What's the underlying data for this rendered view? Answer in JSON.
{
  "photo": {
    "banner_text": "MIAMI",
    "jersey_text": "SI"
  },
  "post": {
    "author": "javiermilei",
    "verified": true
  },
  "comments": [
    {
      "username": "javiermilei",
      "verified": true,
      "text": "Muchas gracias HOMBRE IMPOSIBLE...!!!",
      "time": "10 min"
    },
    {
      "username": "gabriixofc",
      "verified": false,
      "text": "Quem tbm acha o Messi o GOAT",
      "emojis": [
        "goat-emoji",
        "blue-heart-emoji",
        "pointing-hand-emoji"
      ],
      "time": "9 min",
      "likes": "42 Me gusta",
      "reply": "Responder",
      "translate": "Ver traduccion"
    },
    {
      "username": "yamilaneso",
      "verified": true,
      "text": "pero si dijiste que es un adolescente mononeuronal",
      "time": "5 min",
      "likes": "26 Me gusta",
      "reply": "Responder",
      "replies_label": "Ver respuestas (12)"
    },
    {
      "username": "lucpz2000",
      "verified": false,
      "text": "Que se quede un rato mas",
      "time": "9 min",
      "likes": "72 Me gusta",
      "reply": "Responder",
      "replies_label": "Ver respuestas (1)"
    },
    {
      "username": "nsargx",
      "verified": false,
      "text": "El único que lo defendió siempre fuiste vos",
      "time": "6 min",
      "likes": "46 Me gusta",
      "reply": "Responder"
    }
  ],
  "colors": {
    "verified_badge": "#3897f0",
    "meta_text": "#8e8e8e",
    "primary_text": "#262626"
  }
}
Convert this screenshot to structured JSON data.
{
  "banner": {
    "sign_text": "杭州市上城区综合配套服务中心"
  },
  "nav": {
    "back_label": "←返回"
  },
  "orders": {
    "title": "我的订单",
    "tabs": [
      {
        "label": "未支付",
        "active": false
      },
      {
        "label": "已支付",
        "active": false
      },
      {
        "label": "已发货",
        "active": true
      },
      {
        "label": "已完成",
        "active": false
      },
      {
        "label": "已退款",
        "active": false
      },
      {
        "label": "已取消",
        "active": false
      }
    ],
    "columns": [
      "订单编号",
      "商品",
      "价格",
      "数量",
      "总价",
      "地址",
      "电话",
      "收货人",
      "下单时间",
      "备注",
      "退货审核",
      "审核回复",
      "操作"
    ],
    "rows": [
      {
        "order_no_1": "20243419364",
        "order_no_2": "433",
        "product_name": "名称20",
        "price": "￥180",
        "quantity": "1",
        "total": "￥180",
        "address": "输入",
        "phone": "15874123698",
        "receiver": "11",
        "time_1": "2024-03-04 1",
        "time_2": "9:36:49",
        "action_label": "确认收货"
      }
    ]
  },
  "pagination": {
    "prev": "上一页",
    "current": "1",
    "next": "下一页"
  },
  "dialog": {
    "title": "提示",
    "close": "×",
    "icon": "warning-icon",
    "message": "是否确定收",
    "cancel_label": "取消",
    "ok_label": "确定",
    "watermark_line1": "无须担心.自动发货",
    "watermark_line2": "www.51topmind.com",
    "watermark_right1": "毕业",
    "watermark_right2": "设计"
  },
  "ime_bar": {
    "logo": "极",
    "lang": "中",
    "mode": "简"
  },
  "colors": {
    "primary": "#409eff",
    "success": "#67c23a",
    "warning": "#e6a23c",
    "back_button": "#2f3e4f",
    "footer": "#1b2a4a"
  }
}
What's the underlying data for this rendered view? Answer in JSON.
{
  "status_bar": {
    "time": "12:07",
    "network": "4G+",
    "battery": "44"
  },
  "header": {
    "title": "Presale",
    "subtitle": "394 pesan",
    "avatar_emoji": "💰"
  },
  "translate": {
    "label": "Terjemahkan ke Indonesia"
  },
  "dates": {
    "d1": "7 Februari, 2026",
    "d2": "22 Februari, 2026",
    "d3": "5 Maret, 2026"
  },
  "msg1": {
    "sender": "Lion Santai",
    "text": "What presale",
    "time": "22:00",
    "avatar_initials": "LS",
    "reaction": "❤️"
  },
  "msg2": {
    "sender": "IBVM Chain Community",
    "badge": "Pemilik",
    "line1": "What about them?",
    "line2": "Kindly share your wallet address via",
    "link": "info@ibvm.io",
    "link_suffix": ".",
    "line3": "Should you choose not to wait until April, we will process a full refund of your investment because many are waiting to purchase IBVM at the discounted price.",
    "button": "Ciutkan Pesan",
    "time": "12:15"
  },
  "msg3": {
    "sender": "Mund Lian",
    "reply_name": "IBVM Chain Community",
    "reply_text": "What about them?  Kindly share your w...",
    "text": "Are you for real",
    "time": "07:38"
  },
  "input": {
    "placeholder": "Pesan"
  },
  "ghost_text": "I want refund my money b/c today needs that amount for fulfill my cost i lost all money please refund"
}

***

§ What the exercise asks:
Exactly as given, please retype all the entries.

§ Answer for the task:
What's the underlying data for this rendered view? Answer in JSON.
{
  "photo": {
    "banner_text": "MIAMI",
    "jersey_text": "SI"
  },
  "post": {
    "author": "javiermilei",
    "verified": true
  },
  "comments": [
    {
      "username": "javiermilei",
      "verified": true,
      "text": "Muchas gracias HOMBRE IMPOSIBLE...!!!",
      "time": "10 min"
    },
    {
      "username": "gabriixofc",
      "verified": false,
      "text": "Quem tbm acha o Messi o GOAT",
      "emojis": [
        "goat-emoji",
        "blue-heart-emoji",
        "pointing-hand-emoji"
      ],
      "time": "9 min",
      "likes": "42 Me gusta",
      "reply": "Responder",
      "translate": "Ver traduccion"
    },
    {
      "username": "yamilaneso",
      "verified": true,
      "text": "pero si dijiste que es un adolescente mononeuronal",
      "time": "5 min",
      "likes": "26 Me gusta",
      "reply": "Responder",
      "replies_label": "Ver respuestas (12)"
    },
    {
      "username": "lucpz2000",
      "verified": false,
      "text": "Que se quede un rato mas",
      "time": "9 min",
      "likes": "72 Me gusta",
      "reply": "Responder",
      "replies_label": "Ver respuestas (1)"
    },
    {
      "username": "nsargx",
      "verified": false,
      "text": "El único que lo defendió siempre fuiste vos",
      "time": "6 min",
      "likes": "46 Me gusta",
      "reply": "Responder"
    }
  ],
  "colors": {
    "verified_badge": "#3897f0",
    "meta_text": "#8e8e8e",
    "primary_text": "#262626"
  }
}
Convert this screenshot to structured JSON data.
{
  "banner": {
    "sign_text": "杭州市上城区综合配套服务中心"
  },
  "nav": {
    "back_label": "←返回"
  },
  "orders": {
    "title": "我的订单",
    "tabs": [
      {
        "label": "未支付",
        "active": false
      },
      {
        "label": "已支付",
        "active": false
      },
      {
        "label": "已发货",
        "active": true
      },
      {
        "label": "已完成",
        "active": false
      },
      {
        "label": "已退款",
        "active": false
      },
      {
        "label": "已取消",
        "active": false
      }
    ],
    "columns": [
      "订单编号",
      "商品",
      "价格",
      "数量",
      "总价",
      "地址",
      "电话",
      "收货人",
      "下单时间",
      "备注",
      "退货审核",
      "审核回复",
      "操作"
    ],
    "rows": [
      {
        "order_no_1": "20243419364",
        "order_no_2": "433",
        "product_name": "名称20",
        "price": "￥180",
        "quantity": "1",
        "total": "￥180",
        "address": "输入",
        "phone": "15874123698",
        "receiver": "11",
        "time_1": "2024-03-04 1",
        "time_2": "9:36:49",
        "action_label": "确认收货"
      }
    ]
  },
  "pagination": {
    "prev": "上一页",
    "current": "1",
    "next": "下一页"
  },
  "dialog": {
    "title": "提示",
    "close": "×",
    "icon": "warning-icon",
    "message": "是否确定收",
    "cancel_label": "取消",
    "ok_label": "确定",
    "watermark_line1": "无须担心.自动发货",
    "watermark_line2": "www.51topmind.com",
    "watermark_right1": "毕业",
    "watermark_right2": "设计"
  },
  "ime_bar": {
    "logo": "极",
    "lang": "中",
    "mode": "简"
  },
  "colors": {
    "primary": "#409eff",
    "success": "#67c23a",
    "warning": "#e6a23c",
    "back_button": "#2f3e4f",
    "footer": "#1b2a4a"
  }
}
What's the underlying data for this rendered view? Answer in JSON.
{
  "status_bar": {
    "time": "12:07",
    "network": "4G+",
    "battery": "44"
  },
  "header": {
    "title": "Presale",
    "subtitle": "394 pesan",
    "avatar_emoji": "💰"
  },
  "translate": {
    "label": "Terjemahkan ke Indonesia"
  },
  "dates": {
    "d1": "7 Februari, 2026",
    "d2": "22 Februari, 2026",
    "d3": "5 Maret, 2026"
  },
  "msg1": {
    "sender": "Lion Santai",
    "text": "What presale",
    "time": "22:00",
    "avatar_initials": "LS",
    "reaction": "❤️"
  },
  "msg2": {
    "sender": "IBVM Chain Community",
    "badge": "Pemilik",
    "line1": "What about them?",
    "line2": "Kindly share your wallet address via",
    "link": "info@ibvm.io",
    "link_suffix": ".",
    "line3": "Should you choose not to wait until April, we will process a full refund of your investment because many are waiting to purchase IBVM at the discounted price.",
    "button": "Ciutkan Pesan",
    "time": "12:15"
  },
  "msg3": {
    "sender": "Mund Lian",
    "reply_name": "IBVM Chain Community",
    "reply_text": "What about them?  Kindly share your w...",
    "text": "Are you for real",
    "time": "07:38"
  },
  "input": {
    "placeholder": "Pesan"
  },
  "ghost_text": "I want refund my money b/c today needs that amount for fulfill my cost i lost all money please refund"
}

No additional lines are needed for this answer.